Ternium Chief Financial Officer Pablo Brizzio said Aug. 1 the steelmaker is reevaluating the Acu port project and will likely delay its decision.
“The possibility of getting iron ore into this port has been delayed,” Brizzio told analysts in a conference call. That “will lead to a delay in the possibility of us taking a decision on that project,” he said.
“We sense it has more than likely been shelved for the foreseeable future,” HSBC Holdings Plc’s analyst Jonathan Brandt said in an Oct. 4 report.
Ternium is among the companies bidding for ThyssenKrupp AG’s Rio de Janeiro steel plant, according to two people familiar with the matter, who asked not to be identified because the talks are private. The German steelmaker said in May it may sell the plant, along with U.S. assets as part of “strategic options.” ThyssenKrupp declined to comment on the number or names of bidders.
Start of Operations
Rio de Janeiro-based LLX, which has invested 2.9 billion reais in the complex since 2007, delayed the start of operations to next year from the second-half of 2012. It has signed contracts with companies including London-based miner Anglo American, oil-services providers Subsea 7 SA and Technip SA.
Acu’s revenue won’t be hurt significantly in the short term because there are other oil and mining projects still in the works, said William Castro Alves, an analyst at brokerage XP Investimentos.
“I don’t think the current market valuation of LLX includes this project anymore, so a cancellation shouldn’t have a big impact,” he said in a telephone interview from Rio. “These investments take time. They may not happen now, but can resume in the future.”
Shares of Batista’s commodities and energy companies tumbled in June after his oil startup, OGX Petroleo & Gas Participacoes SA (OGXP3), cut production targets at its first two oil wells by as much as 75 percent. The drop dragged down Batista’s mining, logistics and shipbuilding companies on concern the enterprises, some of which rely on OGX for revenue, will also scale back targets. The tycoon’s net worth fell from a peak of $34.5 billion on March 27 to $20.6 billion on Oct. 11, according to Bloomberg Billionaires Index.
LLX rose 0.7 percent to close at 2.71 reais in Sao Paulo.

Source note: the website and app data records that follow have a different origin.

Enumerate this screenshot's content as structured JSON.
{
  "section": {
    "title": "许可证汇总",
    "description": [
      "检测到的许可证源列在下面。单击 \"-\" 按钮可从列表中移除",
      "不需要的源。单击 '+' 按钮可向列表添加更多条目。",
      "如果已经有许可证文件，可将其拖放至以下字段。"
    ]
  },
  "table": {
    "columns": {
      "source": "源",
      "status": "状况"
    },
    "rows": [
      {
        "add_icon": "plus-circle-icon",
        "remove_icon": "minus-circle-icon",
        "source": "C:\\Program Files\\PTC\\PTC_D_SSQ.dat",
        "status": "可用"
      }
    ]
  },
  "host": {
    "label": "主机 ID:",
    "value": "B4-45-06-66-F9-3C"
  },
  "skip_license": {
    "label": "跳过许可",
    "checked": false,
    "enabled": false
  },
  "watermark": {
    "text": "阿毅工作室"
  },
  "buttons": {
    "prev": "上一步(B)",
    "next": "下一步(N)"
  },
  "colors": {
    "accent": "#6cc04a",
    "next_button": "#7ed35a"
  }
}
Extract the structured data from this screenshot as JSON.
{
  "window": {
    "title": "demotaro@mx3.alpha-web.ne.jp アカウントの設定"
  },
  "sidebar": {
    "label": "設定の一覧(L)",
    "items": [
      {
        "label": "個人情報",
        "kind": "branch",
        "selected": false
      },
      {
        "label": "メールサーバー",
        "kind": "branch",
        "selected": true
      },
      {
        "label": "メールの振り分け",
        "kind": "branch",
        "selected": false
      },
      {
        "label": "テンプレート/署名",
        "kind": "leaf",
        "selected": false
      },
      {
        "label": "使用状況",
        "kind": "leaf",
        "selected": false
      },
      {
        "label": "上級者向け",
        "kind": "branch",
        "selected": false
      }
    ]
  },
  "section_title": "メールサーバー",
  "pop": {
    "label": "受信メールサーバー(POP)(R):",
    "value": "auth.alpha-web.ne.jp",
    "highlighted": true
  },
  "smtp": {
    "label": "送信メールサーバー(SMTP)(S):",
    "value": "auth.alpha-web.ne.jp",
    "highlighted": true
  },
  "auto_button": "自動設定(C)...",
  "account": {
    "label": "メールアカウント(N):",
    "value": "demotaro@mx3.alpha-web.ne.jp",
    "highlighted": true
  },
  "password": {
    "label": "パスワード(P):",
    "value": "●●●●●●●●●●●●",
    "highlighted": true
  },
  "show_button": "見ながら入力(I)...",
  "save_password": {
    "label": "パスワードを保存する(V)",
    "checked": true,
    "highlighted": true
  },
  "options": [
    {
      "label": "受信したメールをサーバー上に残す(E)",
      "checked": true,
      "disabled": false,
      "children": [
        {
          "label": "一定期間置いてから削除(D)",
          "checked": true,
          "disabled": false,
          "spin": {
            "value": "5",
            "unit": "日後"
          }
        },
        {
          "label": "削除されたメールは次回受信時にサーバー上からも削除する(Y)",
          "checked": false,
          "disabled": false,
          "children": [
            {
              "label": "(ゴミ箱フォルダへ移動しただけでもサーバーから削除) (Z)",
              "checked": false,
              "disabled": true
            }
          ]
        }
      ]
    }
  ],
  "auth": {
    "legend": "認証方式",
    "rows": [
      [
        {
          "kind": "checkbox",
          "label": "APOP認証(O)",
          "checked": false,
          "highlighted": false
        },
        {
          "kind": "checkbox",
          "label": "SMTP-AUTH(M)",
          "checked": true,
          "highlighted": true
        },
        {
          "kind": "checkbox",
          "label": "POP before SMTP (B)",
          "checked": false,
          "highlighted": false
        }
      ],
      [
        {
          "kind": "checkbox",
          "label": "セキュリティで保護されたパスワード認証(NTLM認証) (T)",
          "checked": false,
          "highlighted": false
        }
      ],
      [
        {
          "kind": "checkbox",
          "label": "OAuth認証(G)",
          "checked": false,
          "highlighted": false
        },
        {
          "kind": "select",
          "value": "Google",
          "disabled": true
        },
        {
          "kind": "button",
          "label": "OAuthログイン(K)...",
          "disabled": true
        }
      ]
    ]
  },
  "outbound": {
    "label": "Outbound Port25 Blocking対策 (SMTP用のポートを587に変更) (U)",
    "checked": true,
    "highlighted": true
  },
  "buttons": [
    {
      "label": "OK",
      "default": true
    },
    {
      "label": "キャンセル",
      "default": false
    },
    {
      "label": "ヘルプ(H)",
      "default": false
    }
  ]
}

It has declined 20 percent this year.
Nissan Chief Executive Officer Carlos Ghosn said last year that Japan’s second-biggest carmaker chose to build a plant in Resende, also in Rio state, rather than at the Acu Port “for cost reasons.”
David Reuter, a spokesman for Nissan’s operations in the Americas, declined to comment on developments at Batista’s Acu facility.
Anglo American paid Batista-controlled companies $5.1 billion in two transactions in 2007 and 2008 for the Minas-Rio iron-ore mine in southeastern Brazil and the right to build an export terminal at Acu. At the time, Anglo planned to spend an additional $2.6 billion on projects including an ore processing plant, the terminal and a pipeline to carry iron-ore slurry to the coast.
The completion date, which initially was expected in 2010, has been pushed back to the second half of 2014 amid licensing challenges, Anglo said July 27. Minas-Rio is now expected to cost as much as $5.8 billion after the company revised costs for the project, its largest, for at least a fourth time in December.
The Minas-Rio delays don’t impact works at the iron-ore terminal in Acu, which are advancing normally, Anglo said in an e-mailed response to questions.
“The economic crisis impacted the steel industry quite a bit,” Galdi said. “Whoever does this will certainly wait for the market to improve.”
To contact the reporter on this story: Juan Pablo Spinetto in Rio De Janeiro at firstname.lastname@example.org